1. Hire for attitude. Hire people who exemplify strong character and positive attitude. Not
only do these people work hard, they want to do
well and care about the company. Skills can be
taught; character cannot.
2. Create buy-in. More and more surveys
are showing that employees want to make a difference, they want learning and growth opportunities, and they want to be included. And, yes,
they want to be compensated fairly and have
future opportunities for advancement.
3. Throw away the carrot-and-stick. Cash
bonuses are nice, but they often backfire. Instead of
bribing employees into productivity, identify what
really drives them—their intrinsic motivators.
Hint: Their core values are their internal drivers.
4. Catch them in the act. Of doing something good. One way of catching people doing
something good is to practice “walk-around
leadership,” where you go to them. Sincere and
personal connection has a significant impact.
5. Use the personal touch. The more you
do to engender trust, the more faithful employ-
ees will be. This comes about not by directing
them, but by coaching them. And the more con-
nected people feel, the better they perform.
6. Go deep at every position. Some day
you are going to retire. Who will replace you?
Taking your succession plan to the next level is
smart. It also gives people a sense of place and a
deeper connection to the long-term vision and
plans you have for their role in the organization.
7. Stop the fence-jumpers. By creating
relationships and building trust, your top people
will feel far more comfortable in letting you
know when they are being pursued. The “grass is

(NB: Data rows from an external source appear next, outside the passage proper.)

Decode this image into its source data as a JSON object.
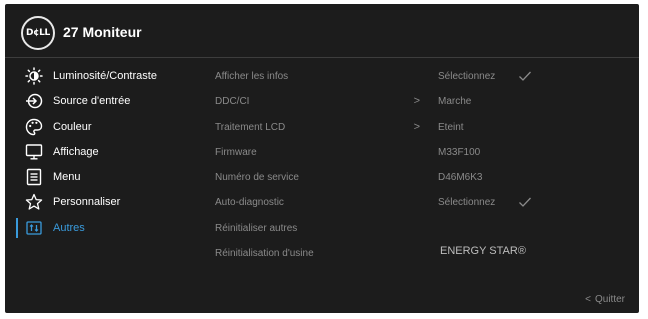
{
  "brand": {
    "logo_text": "D¢LL"
  },
  "header": {
    "title": "27 Moniteur"
  },
  "nav": {
    "items": [
      {
        "label": "Luminosité/Contraste",
        "icon": "brightness-icon"
      },
      {
        "label": "Source d'entrée",
        "icon": "input-source-icon"
      },
      {
        "label": "Couleur",
        "icon": "color-palette-icon"
      },
      {
        "label": "Affichage",
        "icon": "display-icon"
      },
      {
        "label": "Menu",
        "icon": "menu-icon"
      },
      {
        "label": "Personnaliser",
        "icon": "star-icon"
      },
      {
        "label": "Autres",
        "icon": "others-icon",
        "active": true
      }
    ]
  },
  "others": {
    "rows": [
      {
        "label": "Afficher les infos",
        "value": "Sélectionnez",
        "check": true
      },
      {
        "label": "DDC/CI",
        "value": "Marche",
        "submenu": true
      },
      {
        "label": "Traitement LCD",
        "value": "Eteint",
        "submenu": true
      },
      {
        "label": "Firmware",
        "value": "M33F100"
      },
      {
        "label": "Numéro de service",
        "value": "D46M6K3"
      },
      {
        "label": "Auto-diagnostic",
        "value": "Sélectionnez",
        "check": true
      },
      {
        "label": "Réinitialiser autres",
        "value": ""
      },
      {
        "label": "Réinitialisation d'usine",
        "value": "ENERGY STAR®"
      }
    ],
    "chevron": ">"
  },
  "footer": {
    "quit_label": "Quitter",
    "quit_icon": "<"
  },
  "colors": {
    "background": "#1c1c1c",
    "accent": "#3a9bdc",
    "text_primary": "#ffffff",
    "text_dim": "#8a8a8a"
  }
}
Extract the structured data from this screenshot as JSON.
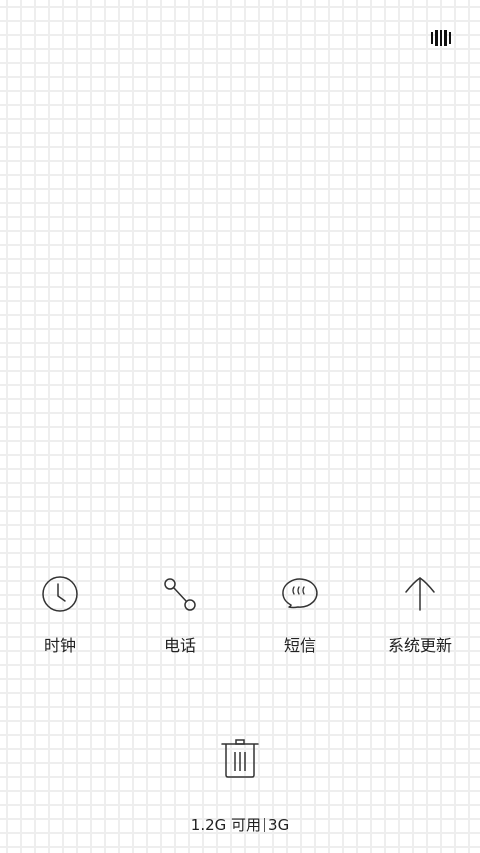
{
  "status": {
    "top_icon": "recent-apps-icon"
  },
  "apps": [
    {
      "label": "时钟",
      "icon": "clock-icon"
    },
    {
      "label": "电话",
      "icon": "phone-icon"
    },
    {
      "label": "短信",
      "icon": "message-icon"
    },
    {
      "label": "系统更新",
      "icon": "arrow-up-icon"
    }
  ],
  "memory": {
    "available": "1.2G 可用",
    "total": "3G"
  },
  "controls": {
    "clear_icon": "trash-icon"
  },
  "colors": {
    "icon_stroke": "#333333",
    "text": "#222222",
    "grid_line": "#eeeeee",
    "background": "#ffffff"
  }
}
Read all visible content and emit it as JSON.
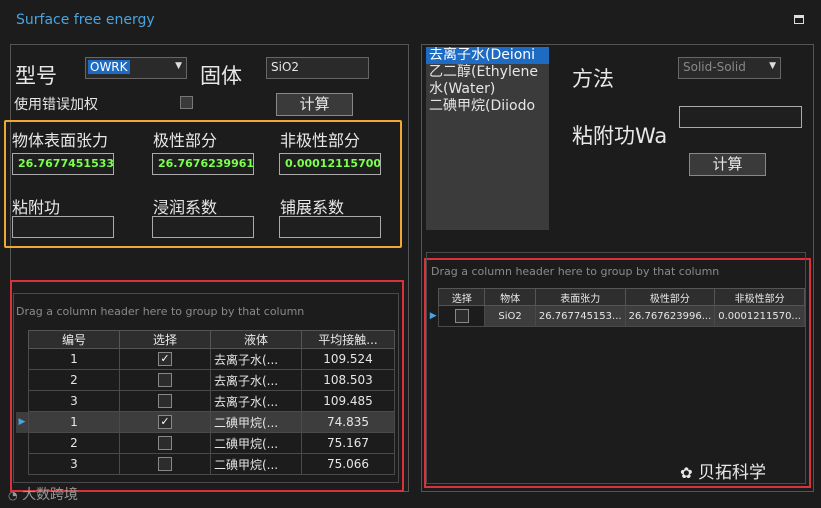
{
  "window": {
    "title": "Surface free energy"
  },
  "left": {
    "model_label": "型号",
    "model_value": "OWRK",
    "solid_label": "固体",
    "solid_value": "SiO2",
    "error_weight_label": "使用错误加权",
    "calc_button": "计算",
    "fields": {
      "surface_tension_label": "物体表面张力",
      "surface_tension_value": "26.76774515339...",
      "polar_label": "极性部分",
      "polar_value": "26.76762399611...",
      "nonpolar_label": "非极性部分",
      "nonpolar_value": "0.00012115700...",
      "adhesion_label": "粘附功",
      "adhesion_value": "",
      "wetting_label": "浸润系数",
      "wetting_value": "",
      "spreading_label": "铺展系数",
      "spreading_value": ""
    },
    "grid": {
      "hint": "Drag a column header here to group by that column",
      "columns": [
        "编号",
        "选择",
        "液体",
        "平均接触..."
      ],
      "rows": [
        {
          "no": "1",
          "checked": true,
          "liquid": "去离子水(...",
          "angle": "109.524",
          "current": false
        },
        {
          "no": "2",
          "checked": false,
          "liquid": "去离子水(...",
          "angle": "108.503",
          "current": false
        },
        {
          "no": "3",
          "checked": false,
          "liquid": "去离子水(...",
          "angle": "109.485",
          "current": false
        },
        {
          "no": "1",
          "checked": true,
          "liquid": "二碘甲烷(...",
          "angle": "74.835",
          "current": true
        },
        {
          "no": "2",
          "checked": false,
          "liquid": "二碘甲烷(...",
          "angle": "75.167",
          "current": false
        },
        {
          "no": "3",
          "checked": false,
          "liquid": "二碘甲烷(...",
          "angle": "75.066",
          "current": false
        }
      ]
    }
  },
  "right": {
    "liquids": [
      "去离子水(Deioni",
      "乙二醇(Ethylene",
      "水(Water)",
      "二碘甲烷(Diiodo"
    ],
    "method_label": "方法",
    "method_value": "Solid-Solid",
    "adhesion_label": "粘附功Wa",
    "adhesion_value": "",
    "calc_button": "计算",
    "grid": {
      "hint": "Drag a column header here to group by that column",
      "columns": [
        "选择",
        "物体",
        "表面张力",
        "极性部分",
        "非极性部分"
      ],
      "rows": [
        {
          "checked": false,
          "solid": "SiO2",
          "tension": "26.767745153...",
          "polar": "26.767623996...",
          "nonpolar": "0.0001211570..."
        }
      ]
    }
  },
  "watermarks": {
    "right": "贝拓科学",
    "left": "大数跨境"
  },
  "colors": {
    "accent_blue": "#1e6bc4",
    "title_blue": "#4aa3df",
    "value_green": "#7CFF4F",
    "highlight_orange": "#f0a830",
    "highlight_red": "#d8333a"
  }
}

greener” syndrome can be eliminated.
8. Grow leaders. A sure way to create
engagement is to invest in strengthening the
leadership skills within every employee. A company of leaders is a company of engagement. C
The secrets to employee engagement